*** Supplied entries
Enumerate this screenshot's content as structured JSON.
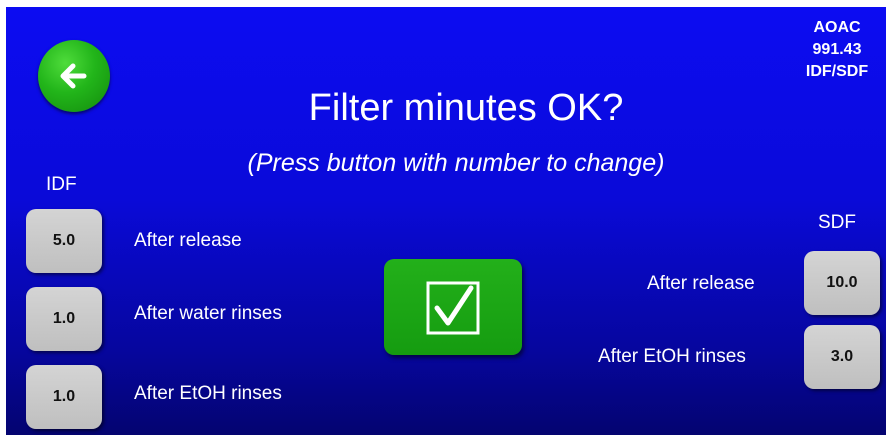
{
  "header": {
    "back_icon": "arrow-left-icon",
    "method_lines": [
      "AOAC",
      "991.43",
      "IDF/SDF"
    ],
    "title": "Filter minutes OK?",
    "subtitle": "(Press button with number to change)"
  },
  "idf": {
    "label": "IDF",
    "rows": [
      {
        "value": "5.0",
        "label": "After release"
      },
      {
        "value": "1.0",
        "label": "After water rinses"
      },
      {
        "value": "1.0",
        "label": "After EtOH rinses"
      }
    ]
  },
  "sdf": {
    "label": "SDF",
    "rows": [
      {
        "value": "10.0",
        "label": "After release"
      },
      {
        "value": "3.0",
        "label": "After EtOH rinses"
      }
    ]
  },
  "confirm": {
    "icon": "checkbox-check-icon"
  },
  "colors": {
    "background": "#0a0ad8",
    "button_green": "#1aa614",
    "button_gray": "#c8c8c8",
    "text": "#ffffff"
  }
}
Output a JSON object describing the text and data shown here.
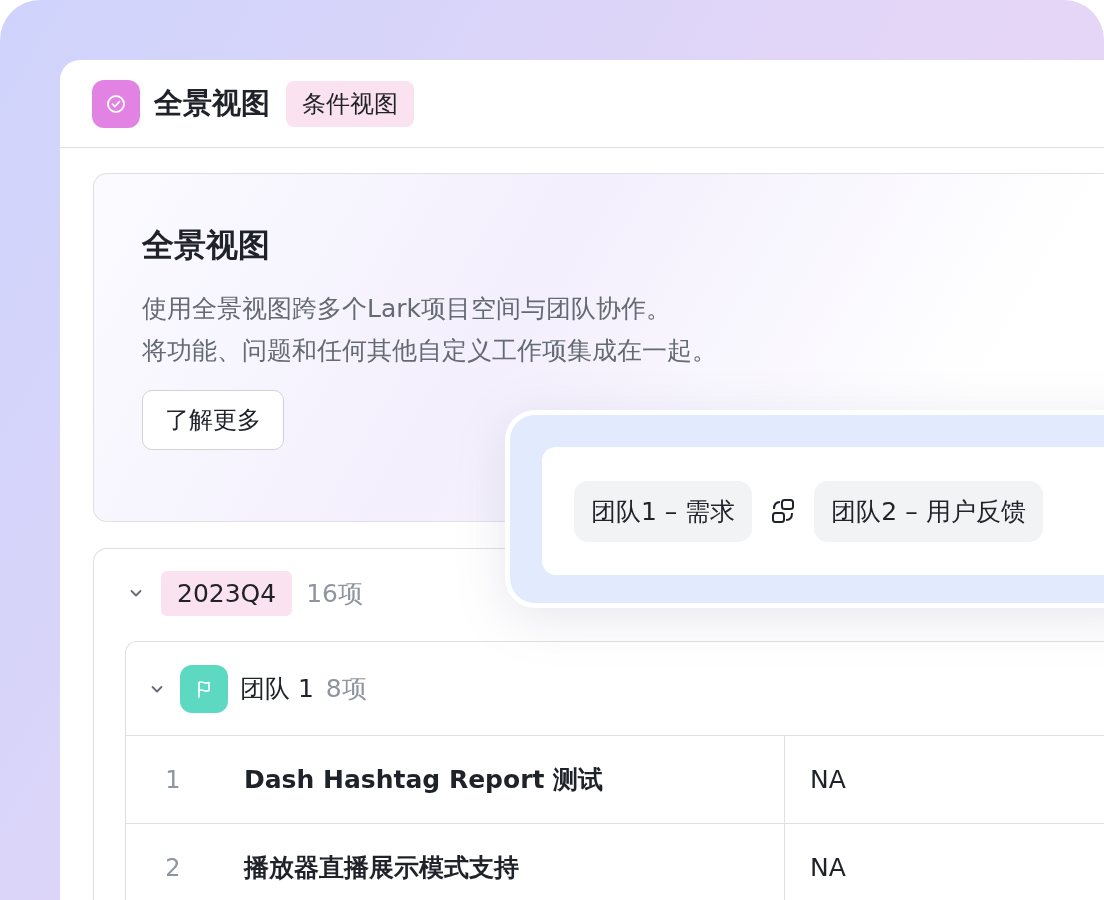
{
  "window": {
    "title": "全景视图",
    "tag": "条件视图"
  },
  "intro": {
    "title": "全景视图",
    "lines": [
      "使用全景视图跨多个Lark项目空间与团队协作。",
      "将功能、问题和任何其他自定义工作项集成在一起。"
    ],
    "button": "了解更多"
  },
  "link_panel": {
    "chips": [
      "团队1 – 需求",
      "团队2 – 用户反馈"
    ]
  },
  "group": {
    "label": "2023Q4",
    "count": "16项",
    "expanded": true,
    "subgroup": {
      "label": "团队 1",
      "count": "8项",
      "expanded": true,
      "rows": [
        {
          "index": "1",
          "title": "Dash Hashtag Report 测试",
          "value": "NA"
        },
        {
          "index": "2",
          "title": "播放器直播展示模式支持",
          "value": "NA"
        }
      ]
    }
  }
}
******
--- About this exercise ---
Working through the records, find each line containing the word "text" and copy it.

--- Reply ---
    "text": "#ffffff"
Output a JSON object describing the text and data shown here.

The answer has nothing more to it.